Since 2005, the grapes have been harvested, pressed and vinified together to create a field blend made in a perpetual blending style similar to the solera system of Sherry. Each year, the perpetual reserve is blended with the new vintage before it is refilled into select barriques where it is allowed to rest. The remaining wine is then bottled, resulting in a cuvée inclusive of all vintages stretching back to 2005.
The current release of Les 7 contains the eminent trio of Champagne—18% Chardonnay, 14% Pinot Noir and 18% Pinot Meunier—joined by the remaining four grape varieties—8% Arbanne, 15% Petit Meslier, 17% Pinot Blanc and 10% Fromenteau (aka Pinot Gris).
It comprises the 2005–2015 solera with 4 g/L dosage and was disgorged in January 2018.
Les 7 provides a retrospective and prospective taste of the past, present and future. Through the perpetual cuvée method, older vintages gain vicarious youth through the new vintages, and the resulting cuvée is one of complex dualities: lively yet mature; fruity yet nutty and full of spice; classic yet modern.
The aromas are fresh yet fleshy: a nashi pear core with white flowers and lemon drops, apples and dried apricots, levelling off on a vivid long finish replete with pepper, nuttiness and ginger. A solid acid drive and distinct minerality impart an elegant freshness along with the fine, delicate mousse.
The dialogue between the seven grape varieties is harmonious, like well-acquainted friends effortlessly picking things up where they last left off as though no time has passed at all.
Best enjoyed from a Lehmann Jamesse Prestige, Synergie 75 glass.

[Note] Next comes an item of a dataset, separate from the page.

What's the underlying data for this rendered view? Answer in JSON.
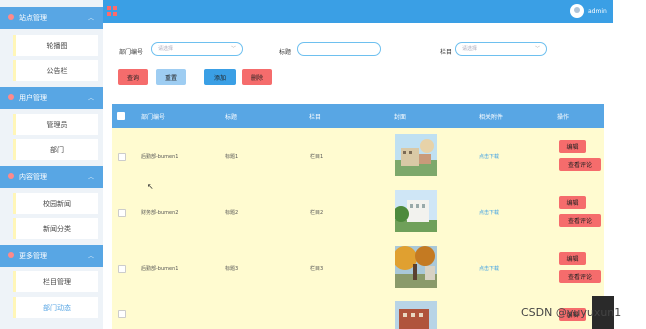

As a dynamic and complex wine, Les 7 can be enjoyed with food that matches or contrasts, such as oysters and seafood, decadent Japanese uni and spicy chicken dishes in Asian cuisine. Or simply, as Aurélien soliloquises, ‘Drink alone and it will all be okay’.